TASK TO CARRY OUT: Find the string "JSON" in the data, then copy every line where it is found.

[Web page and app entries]
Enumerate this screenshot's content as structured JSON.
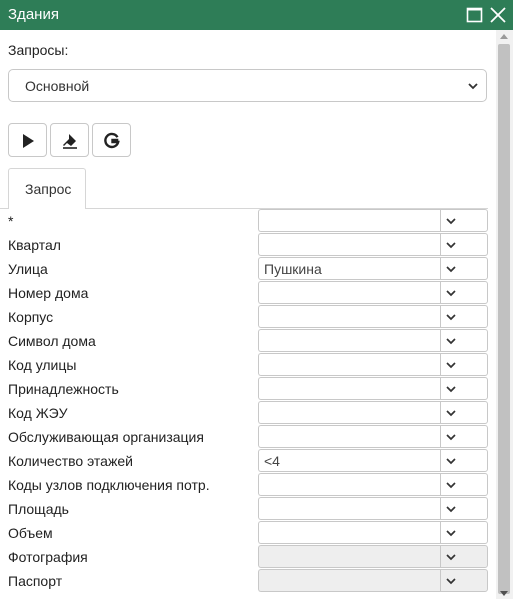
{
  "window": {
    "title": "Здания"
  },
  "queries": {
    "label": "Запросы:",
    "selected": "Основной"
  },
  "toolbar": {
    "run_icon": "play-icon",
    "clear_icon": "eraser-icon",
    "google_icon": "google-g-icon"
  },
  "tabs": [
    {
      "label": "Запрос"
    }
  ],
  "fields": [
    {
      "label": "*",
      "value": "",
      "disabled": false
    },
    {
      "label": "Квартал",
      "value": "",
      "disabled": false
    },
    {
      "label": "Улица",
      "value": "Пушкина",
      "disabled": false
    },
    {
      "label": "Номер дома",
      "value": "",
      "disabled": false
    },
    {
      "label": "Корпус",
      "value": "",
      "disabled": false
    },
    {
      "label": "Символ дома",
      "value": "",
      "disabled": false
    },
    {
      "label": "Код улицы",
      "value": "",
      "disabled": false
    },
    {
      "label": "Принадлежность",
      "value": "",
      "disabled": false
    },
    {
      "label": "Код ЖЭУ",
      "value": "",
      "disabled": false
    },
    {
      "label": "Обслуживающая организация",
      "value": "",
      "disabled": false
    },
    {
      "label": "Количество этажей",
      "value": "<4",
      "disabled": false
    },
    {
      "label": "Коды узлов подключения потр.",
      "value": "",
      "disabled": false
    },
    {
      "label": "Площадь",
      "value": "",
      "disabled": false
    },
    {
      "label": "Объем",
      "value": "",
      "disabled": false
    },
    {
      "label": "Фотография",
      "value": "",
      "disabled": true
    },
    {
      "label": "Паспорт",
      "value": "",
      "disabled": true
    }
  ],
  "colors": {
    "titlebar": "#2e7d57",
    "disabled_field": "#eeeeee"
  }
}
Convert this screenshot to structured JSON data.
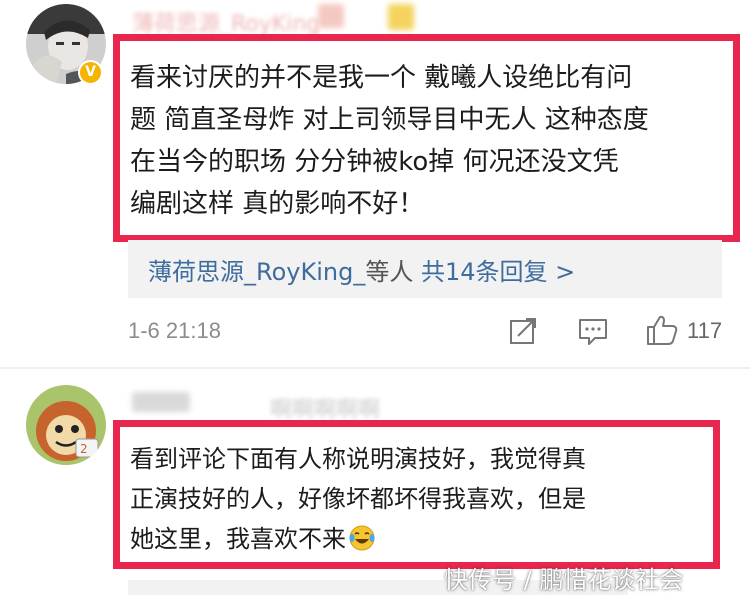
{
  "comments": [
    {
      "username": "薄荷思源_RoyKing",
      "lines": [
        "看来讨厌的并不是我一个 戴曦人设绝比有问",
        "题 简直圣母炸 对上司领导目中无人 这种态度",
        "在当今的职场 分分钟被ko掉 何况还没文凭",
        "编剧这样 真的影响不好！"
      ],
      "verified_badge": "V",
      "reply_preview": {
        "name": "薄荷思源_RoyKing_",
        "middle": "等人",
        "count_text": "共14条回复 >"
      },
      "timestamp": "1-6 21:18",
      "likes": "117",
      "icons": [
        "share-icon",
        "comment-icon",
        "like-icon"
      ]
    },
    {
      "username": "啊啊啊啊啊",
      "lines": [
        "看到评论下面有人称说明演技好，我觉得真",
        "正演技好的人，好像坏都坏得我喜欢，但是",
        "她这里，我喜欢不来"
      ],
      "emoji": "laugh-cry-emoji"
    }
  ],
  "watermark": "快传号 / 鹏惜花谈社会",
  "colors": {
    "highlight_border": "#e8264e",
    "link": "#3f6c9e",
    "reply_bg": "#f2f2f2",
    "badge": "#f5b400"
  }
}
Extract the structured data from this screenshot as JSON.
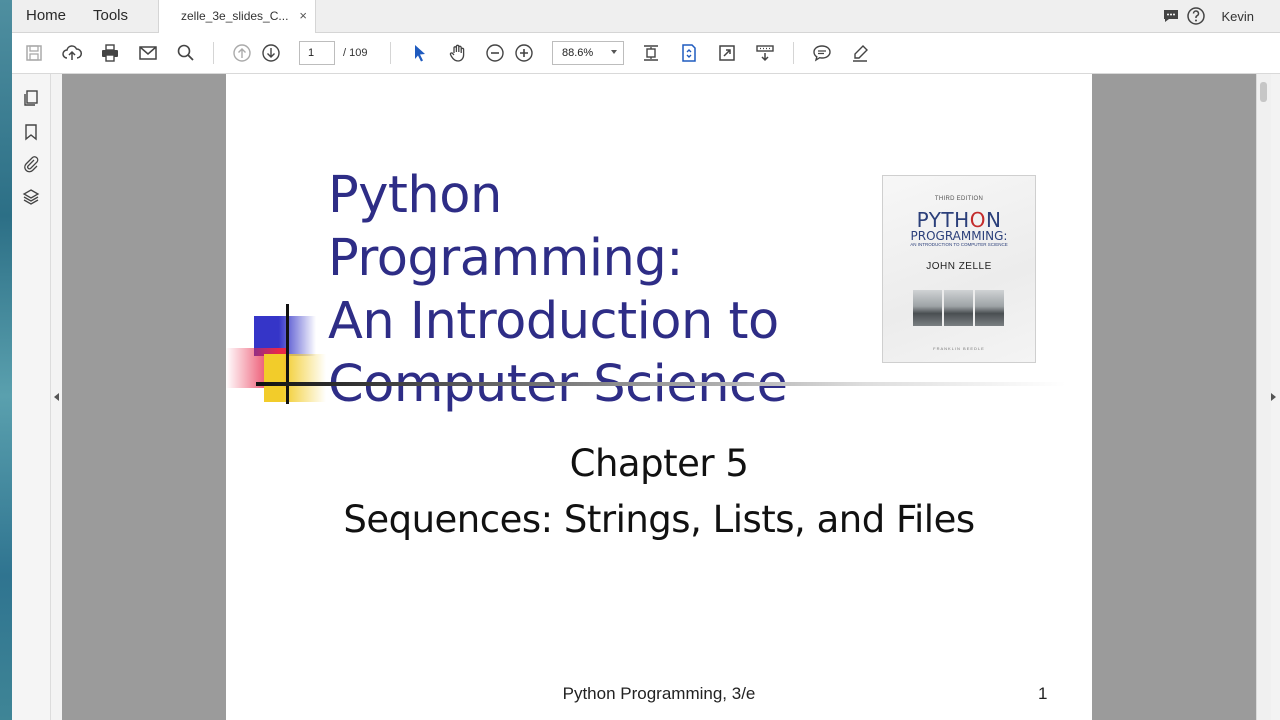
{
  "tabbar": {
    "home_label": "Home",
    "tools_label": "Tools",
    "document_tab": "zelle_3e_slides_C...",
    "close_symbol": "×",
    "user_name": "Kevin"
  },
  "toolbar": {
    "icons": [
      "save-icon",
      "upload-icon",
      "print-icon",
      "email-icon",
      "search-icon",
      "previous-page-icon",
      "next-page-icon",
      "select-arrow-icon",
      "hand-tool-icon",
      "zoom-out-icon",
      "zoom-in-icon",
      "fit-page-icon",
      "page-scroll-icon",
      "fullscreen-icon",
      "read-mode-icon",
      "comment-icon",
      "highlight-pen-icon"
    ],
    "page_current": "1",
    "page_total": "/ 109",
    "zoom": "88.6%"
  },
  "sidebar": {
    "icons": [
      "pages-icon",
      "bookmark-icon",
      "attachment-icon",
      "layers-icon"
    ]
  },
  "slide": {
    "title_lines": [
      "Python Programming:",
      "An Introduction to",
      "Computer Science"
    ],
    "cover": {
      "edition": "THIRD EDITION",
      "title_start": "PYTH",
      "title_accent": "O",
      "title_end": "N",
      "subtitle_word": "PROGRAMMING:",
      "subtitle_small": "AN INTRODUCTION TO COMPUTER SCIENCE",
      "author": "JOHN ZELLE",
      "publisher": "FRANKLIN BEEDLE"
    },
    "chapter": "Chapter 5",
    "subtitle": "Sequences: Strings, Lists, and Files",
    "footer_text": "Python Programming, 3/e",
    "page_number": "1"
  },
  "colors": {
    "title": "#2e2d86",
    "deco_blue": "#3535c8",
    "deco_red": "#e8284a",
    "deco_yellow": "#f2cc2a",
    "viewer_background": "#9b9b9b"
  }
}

WRITTEN RESPONSE:
Enumerate this screenshot's content as structured JSON.
Convert this screenshot to structured JSON data.
Extract the structured data from this screenshot as JSON.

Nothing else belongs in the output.